*The problem:* Your job is to copy the data that follows exactly, every line included.

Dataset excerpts
-- Opening Marker --

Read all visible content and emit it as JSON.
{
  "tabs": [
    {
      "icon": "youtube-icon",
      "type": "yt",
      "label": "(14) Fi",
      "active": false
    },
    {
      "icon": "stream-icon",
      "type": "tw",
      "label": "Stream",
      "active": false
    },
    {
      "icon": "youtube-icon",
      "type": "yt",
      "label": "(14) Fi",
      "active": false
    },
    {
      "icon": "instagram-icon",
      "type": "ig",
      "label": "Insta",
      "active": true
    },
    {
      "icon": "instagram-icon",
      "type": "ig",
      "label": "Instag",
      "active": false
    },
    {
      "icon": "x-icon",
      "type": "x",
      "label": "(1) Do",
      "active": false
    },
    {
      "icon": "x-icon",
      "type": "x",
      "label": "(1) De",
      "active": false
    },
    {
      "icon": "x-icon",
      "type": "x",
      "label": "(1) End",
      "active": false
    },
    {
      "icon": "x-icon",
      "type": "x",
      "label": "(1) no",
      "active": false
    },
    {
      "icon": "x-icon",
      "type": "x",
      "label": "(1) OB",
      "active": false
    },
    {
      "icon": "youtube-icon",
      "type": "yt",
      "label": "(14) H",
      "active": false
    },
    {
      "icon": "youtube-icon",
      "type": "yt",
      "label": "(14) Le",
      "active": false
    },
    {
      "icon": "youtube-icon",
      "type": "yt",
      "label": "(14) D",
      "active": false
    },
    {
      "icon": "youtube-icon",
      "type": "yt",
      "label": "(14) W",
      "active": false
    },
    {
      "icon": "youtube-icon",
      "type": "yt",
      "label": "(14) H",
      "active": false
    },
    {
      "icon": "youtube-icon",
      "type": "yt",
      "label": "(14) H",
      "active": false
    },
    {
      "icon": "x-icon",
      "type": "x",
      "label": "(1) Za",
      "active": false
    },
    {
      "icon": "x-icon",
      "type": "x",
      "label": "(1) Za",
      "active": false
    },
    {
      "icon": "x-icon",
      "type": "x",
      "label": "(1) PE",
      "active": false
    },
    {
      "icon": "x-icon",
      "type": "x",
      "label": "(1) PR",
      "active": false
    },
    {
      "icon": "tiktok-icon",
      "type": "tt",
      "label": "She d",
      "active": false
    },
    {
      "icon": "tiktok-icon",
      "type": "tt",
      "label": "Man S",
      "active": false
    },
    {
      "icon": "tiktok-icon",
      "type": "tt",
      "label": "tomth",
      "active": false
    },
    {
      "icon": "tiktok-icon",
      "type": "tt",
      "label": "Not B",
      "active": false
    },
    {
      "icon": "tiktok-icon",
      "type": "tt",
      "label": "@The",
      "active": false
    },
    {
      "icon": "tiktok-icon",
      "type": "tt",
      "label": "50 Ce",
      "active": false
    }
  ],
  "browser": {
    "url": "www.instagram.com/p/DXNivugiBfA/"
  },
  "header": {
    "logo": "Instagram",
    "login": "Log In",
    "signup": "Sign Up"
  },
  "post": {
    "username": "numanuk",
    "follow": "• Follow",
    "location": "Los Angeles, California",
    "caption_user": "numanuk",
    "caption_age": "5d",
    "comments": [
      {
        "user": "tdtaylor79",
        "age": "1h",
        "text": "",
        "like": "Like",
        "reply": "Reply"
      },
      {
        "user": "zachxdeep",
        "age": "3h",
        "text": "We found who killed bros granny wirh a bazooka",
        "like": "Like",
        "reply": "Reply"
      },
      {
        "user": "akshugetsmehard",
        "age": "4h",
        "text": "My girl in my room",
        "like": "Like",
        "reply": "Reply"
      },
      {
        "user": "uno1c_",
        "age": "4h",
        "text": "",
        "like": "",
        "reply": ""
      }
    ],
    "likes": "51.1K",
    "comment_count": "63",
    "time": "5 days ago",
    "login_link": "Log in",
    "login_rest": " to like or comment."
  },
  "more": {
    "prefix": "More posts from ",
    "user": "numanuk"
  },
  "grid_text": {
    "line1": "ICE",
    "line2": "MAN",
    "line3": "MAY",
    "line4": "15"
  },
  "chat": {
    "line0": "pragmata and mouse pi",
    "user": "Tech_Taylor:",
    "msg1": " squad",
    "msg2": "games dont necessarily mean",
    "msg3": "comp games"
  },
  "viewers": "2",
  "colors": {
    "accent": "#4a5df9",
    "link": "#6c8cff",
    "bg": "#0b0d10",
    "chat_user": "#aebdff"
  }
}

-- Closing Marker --

*Solution below:*
Read all visible content and emit it as JSON.
{
  "tabs": [
    {
      "icon": "youtube-icon",
      "type": "yt",
      "label": "(14) Fi",
      "active": false
    },
    {
      "icon": "stream-icon",
      "type": "tw",
      "label": "Stream",
      "active": false
    },
    {
      "icon": "youtube-icon",
      "type": "yt",
      "label": "(14) Fi",
      "active": false
    },
    {
      "icon": "instagram-icon",
      "type": "ig",
      "label": "Insta",
      "active": true
    },
    {
      "icon": "instagram-icon",
      "type": "ig",
      "label": "Instag",
      "active": false
    },
    {
      "icon": "x-icon",
      "type": "x",
      "label": "(1) Do",
      "active": false
    },
    {
      "icon": "x-icon",
      "type": "x",
      "label": "(1) De",
      "active": false
    },
    {
      "icon": "x-icon",
      "type": "x",
      "label": "(1) End",
      "active": false
    },
    {
      "icon": "x-icon",
      "type": "x",
      "label": "(1) no",
      "active": false
    },
    {
      "icon": "x-icon",
      "type": "x",
      "label": "(1) OB",
      "active": false
    },
    {
      "icon": "youtube-icon",
      "type": "yt",
      "label": "(14) H",
      "active": false
    },
    {
      "icon": "youtube-icon",
      "type": "yt",
      "label": "(14) Le",
      "active": false
    },
    {
      "icon": "youtube-icon",
      "type": "yt",
      "label": "(14) D",
      "active": false
    },
    {
      "icon": "youtube-icon",
      "type": "yt",
      "label": "(14) W",
      "active": false
    },
    {
      "icon": "youtube-icon",
      "type": "yt",
      "label": "(14) H",
      "active": false
    },
    {
      "icon": "youtube-icon",
      "type": "yt",
      "label": "(14) H",
      "active": false
    },
    {
      "icon": "x-icon",
      "type": "x",
      "label": "(1) Za",
      "active": false
    },
    {
      "icon": "x-icon",
      "type": "x",
      "label": "(1) Za",
      "active": false
    },
    {
      "icon": "x-icon",
      "type": "x",
      "label": "(1) PE",
      "active": false
    },
    {
      "icon": "x-icon",
      "type": "x",
      "label": "(1) PR",
      "active": false
    },
    {
      "icon": "tiktok-icon",
      "type": "tt",
      "label": "She d",
      "active": false
    },
    {
      "icon": "tiktok-icon",
      "type": "tt",
      "label": "Man S",
      "active": false
    },
    {
      "icon": "tiktok-icon",
      "type": "tt",
      "label": "tomth",
      "active": false
    },
    {
      "icon": "tiktok-icon",
      "type": "tt",
      "label": "Not B",
      "active": false
    },
    {
      "icon": "tiktok-icon",
      "type": "tt",
      "label": "@The",
      "active": false
    },
    {
      "icon": "tiktok-icon",
      "type": "tt",
      "label": "50 Ce",
      "active": false
    }
  ],
  "browser": {
    "url": "www.instagram.com/p/DXNivugiBfA/"
  },
  "header": {
    "logo": "Instagram",
    "login": "Log In",
    "signup": "Sign Up"
  },
  "post": {
    "username": "numanuk",
    "follow": "• Follow",
    "location": "Los Angeles, California",
    "caption_user": "numanuk",
    "caption_age": "5d",
    "comments": [
      {
        "user": "tdtaylor79",
        "age": "1h",
        "text": "",
        "like": "Like",
        "reply": "Reply"
      },
      {
        "user": "zachxdeep",
        "age": "3h",
        "text": "We found who killed bros granny wirh a bazooka",
        "like": "Like",
        "reply": "Reply"
      },
      {
        "user": "akshugetsmehard",
        "age": "4h",
        "text": "My girl in my room",
        "like": "Like",
        "reply": "Reply"
      },
      {
        "user": "uno1c_",
        "age": "4h",
        "text": "",
        "like": "",
        "reply": ""
      }
    ],
    "likes": "51.1K",
    "comment_count": "63",
    "time": "5 days ago",
    "login_link": "Log in",
    "login_rest": " to like or comment."
  },
  "more": {
    "prefix": "More posts from ",
    "user": "numanuk"
  },
  "grid_text": {
    "line1": "ICE",
    "line2": "MAN",
    "line3": "MAY",
    "line4": "15"
  },
  "chat": {
    "line0": "pragmata and mouse pi",
    "user": "Tech_Taylor:",
    "msg1": " squad",
    "msg2": "games dont necessarily mean",
    "msg3": "comp games"
  },
  "viewers": "2",
  "colors": {
    "accent": "#4a5df9",
    "link": "#6c8cff",
    "bg": "#0b0d10",
    "chat_user": "#aebdff"
  }
}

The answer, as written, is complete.